Description of the task: Using the data below, work out how many lines contain the word "JSON", then state that number without comment.

═════ Data provided ═════

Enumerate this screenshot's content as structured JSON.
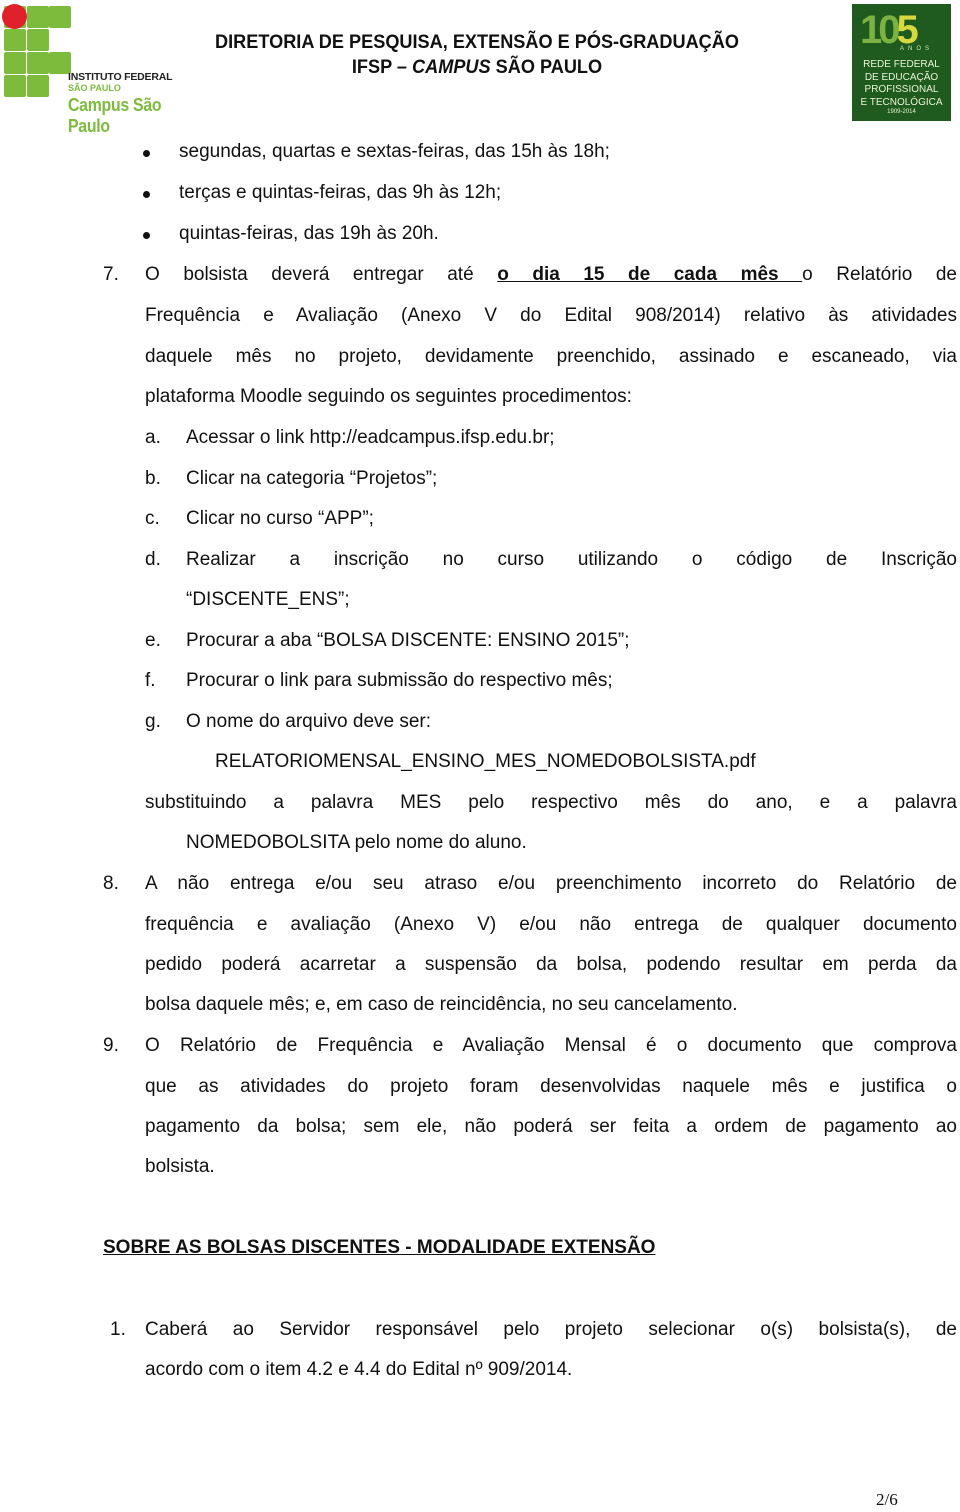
{
  "header": {
    "logo_left": {
      "institution": "INSTITUTO FEDERAL",
      "state": "SÃO PAULO",
      "campus": "Campus São Paulo",
      "colors": {
        "green": "#7dbb3c",
        "red": "#e0202a"
      }
    },
    "title_line1": "DIRETORIA DE PESQUISA, EXTENSÃO E PÓS-GRADUAÇÃO",
    "title_line2_prefix": "IFSP – ",
    "title_line2_italic": "CAMPUS",
    "title_line2_suffix": " SÃO PAULO",
    "badge": {
      "number_a": "10",
      "number_b": "5",
      "anos": "ANOS",
      "lines": [
        "REDE FEDERAL",
        "DE EDUCAÇÃO",
        "PROFISSIONAL",
        "E TECNOLÓGICA"
      ],
      "years": "1909-2014",
      "color": "#1f5b1f"
    }
  },
  "bullets": [
    "segundas, quartas e sextas-feiras, das 15h às 18h;",
    "terças e quintas-feiras, das 9h às 12h;",
    "quintas-feiras, das 19h às 20h."
  ],
  "item7": {
    "number": "7.",
    "line1_before": "O bolsista deverá entregar até ",
    "line1_bold": "o dia 15 de cada mês ",
    "line1_after": "o Relatório de",
    "lines": [
      "Frequência e Avaliação (Anexo V do Edital 908/2014) relativo às atividades",
      "daquele mês no projeto, devidamente preenchido, assinado e escaneado, via",
      "plataforma Moodle seguindo os seguintes procedimentos:"
    ],
    "steps": [
      {
        "letter": "a.",
        "text": "Acessar o link http://eadcampus.ifsp.edu.br;"
      },
      {
        "letter": "b.",
        "text": "Clicar na categoria “Projetos”;"
      },
      {
        "letter": "c.",
        "text": "Clicar no curso “APP”;"
      },
      {
        "letter": "d.",
        "text": "Realizar a inscrição no curso utilizando o código de Inscrição",
        "cont": "“DISCENTE_ENS”;"
      },
      {
        "letter": "e.",
        "text": "Procurar a aba “BOLSA DISCENTE: ENSINO 2015”;"
      },
      {
        "letter": "f.",
        "text": "Procurar o link para submissão do respectivo mês;"
      },
      {
        "letter": "g.",
        "text": "O nome do arquivo deve ser:"
      }
    ],
    "filename": "RELATORIOMENSAL_ENSINO_MES_NOMEDOBOLSISTA.pdf",
    "subst_line1": "substituindo a palavra MES pelo respectivo mês do ano, e a palavra",
    "subst_line2": "NOMEDOBOLSITA pelo nome do aluno."
  },
  "item8": {
    "number": "8.",
    "lines": [
      "A não entrega e/ou seu atraso e/ou preenchimento incorreto do Relatório de",
      "frequência e avaliação (Anexo V) e/ou não entrega de qualquer documento",
      "pedido poderá acarretar a suspensão da bolsa, podendo resultar em perda da",
      "bolsa daquele mês; e, em caso de reincidência, no seu cancelamento."
    ]
  },
  "item9": {
    "number": "9.",
    "lines": [
      "O Relatório de Frequência e Avaliação Mensal é o documento que comprova",
      "que as atividades do projeto foram desenvolvidas naquele mês e justifica o",
      "pagamento da bolsa; sem ele, não poderá ser feita a ordem de pagamento ao",
      "bolsista."
    ]
  },
  "section_heading": "SOBRE AS BOLSAS DISCENTES - MODALIDADE EXTENSÃO",
  "ext_item1": {
    "number": "1.",
    "lines": [
      "Caberá ao Servidor responsável pelo projeto selecionar o(s) bolsista(s), de",
      "acordo com o item 4.2 e 4.4 do Edital nº 909/2014."
    ]
  },
  "page_number": "2/6"
}
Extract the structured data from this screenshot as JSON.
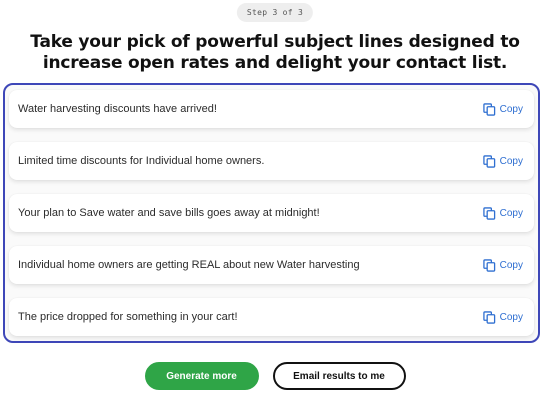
{
  "step_label": "Step 3 of 3",
  "headline": {
    "line1": "Take your pick of powerful subject lines designed to",
    "line2": "increase open rates and delight your contact list."
  },
  "subject_lines": [
    {
      "text": "Water harvesting discounts have arrived!",
      "copy_label": "Copy"
    },
    {
      "text": "Limited time discounts for Individual home owners.",
      "copy_label": "Copy"
    },
    {
      "text": "Your plan to Save water and save bills goes away at midnight!",
      "copy_label": "Copy"
    },
    {
      "text": "Individual home owners are getting REAL about new Water harvesting",
      "copy_label": "Copy"
    },
    {
      "text": "The price dropped for something in your cart!",
      "copy_label": "Copy"
    }
  ],
  "actions": {
    "generate_more": "Generate more",
    "email_results": "Email results to me"
  },
  "colors": {
    "accent_border": "#3e47b8",
    "link_blue": "#2f6fd1",
    "primary_green": "#2fa547"
  },
  "icons": {
    "copy": "copy-icon"
  }
}
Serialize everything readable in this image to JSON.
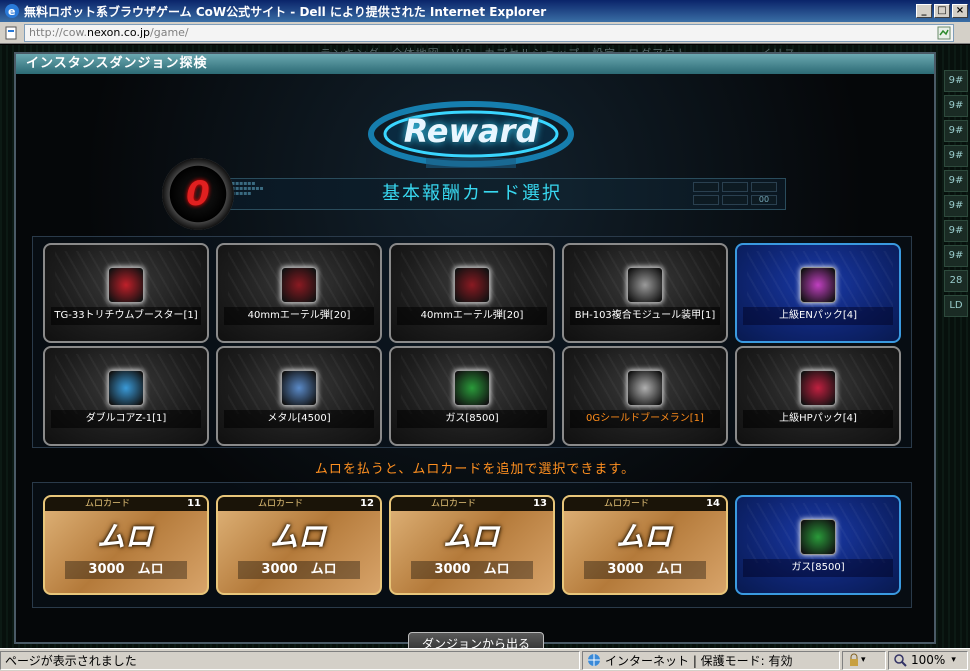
{
  "window": {
    "title": "無料ロボット系ブラウザゲーム CoW公式サイト - Dell により提供された Internet Explorer",
    "address_prefix": "http://cow.",
    "address_domain": "nexon.co.jp",
    "address_suffix": "/game/",
    "min_glyph": "_",
    "max_glyph": "□",
    "close_glyph": "×"
  },
  "background_nav": "ランキング　全体地図　VIP　カプセルショップ　設定　ログアウト　　　　　　イリス",
  "right_strip": [
    "9#",
    "9#",
    "9#",
    "9#",
    "9#",
    "9#",
    "9#",
    "9#",
    "28",
    "LD"
  ],
  "dialog": {
    "header": "インスタンスダンジョン探検",
    "reward_logo": "Reward",
    "counter": "0",
    "title": "基本報酬カード選択",
    "title_slot_value": "00",
    "basic_cards": [
      {
        "label": "TG-33トリチウムブースター[1]",
        "icon_color": "#c0202a",
        "highlight": false,
        "orange": false
      },
      {
        "label": "40mmエーテル弾[20]",
        "icon_color": "#8a1a22",
        "highlight": false,
        "orange": false
      },
      {
        "label": "40mmエーテル弾[20]",
        "icon_color": "#8a1a22",
        "highlight": false,
        "orange": false
      },
      {
        "label": "BH-103複合モジュール装甲[1]",
        "icon_color": "#9a9a9a",
        "highlight": false,
        "orange": false
      },
      {
        "label": "上級ENパック[4]",
        "icon_color": "#c040c0",
        "highlight": true,
        "orange": false
      },
      {
        "label": "ダブルコアZ-1[1]",
        "icon_color": "#3a9ad8",
        "highlight": false,
        "orange": false
      },
      {
        "label": "メタル[4500]",
        "icon_color": "#5a8ac8",
        "highlight": false,
        "orange": false
      },
      {
        "label": "ガス[8500]",
        "icon_color": "#2a9a3a",
        "highlight": false,
        "orange": false
      },
      {
        "label": "0Gシールドブーメラン[1]",
        "icon_color": "#b0b0b0",
        "highlight": false,
        "orange": true
      },
      {
        "label": "上級HPパック[4]",
        "icon_color": "#c02040",
        "highlight": false,
        "orange": false
      }
    ],
    "hint": "ムロを払うと、ムロカードを追加で選択できます。",
    "muro_cards": [
      {
        "head": "ムロカード",
        "num": "11",
        "logo": "ムロ",
        "price": "3000　ムロ"
      },
      {
        "head": "ムロカード",
        "num": "12",
        "logo": "ムロ",
        "price": "3000　ムロ"
      },
      {
        "head": "ムロカード",
        "num": "13",
        "logo": "ムロ",
        "price": "3000　ムロ"
      },
      {
        "head": "ムロカード",
        "num": "14",
        "logo": "ムロ",
        "price": "3000　ムロ"
      }
    ],
    "muro_selected": {
      "label": "ガス[8500]",
      "icon_color": "#2a9a3a"
    },
    "exit_button": "ダンジョンから出る"
  },
  "statusbar": {
    "message": "ページが表示されました",
    "zone": "インターネット | 保護モード: 有効",
    "zoom": "100%"
  }
}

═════

Finished exercise: 3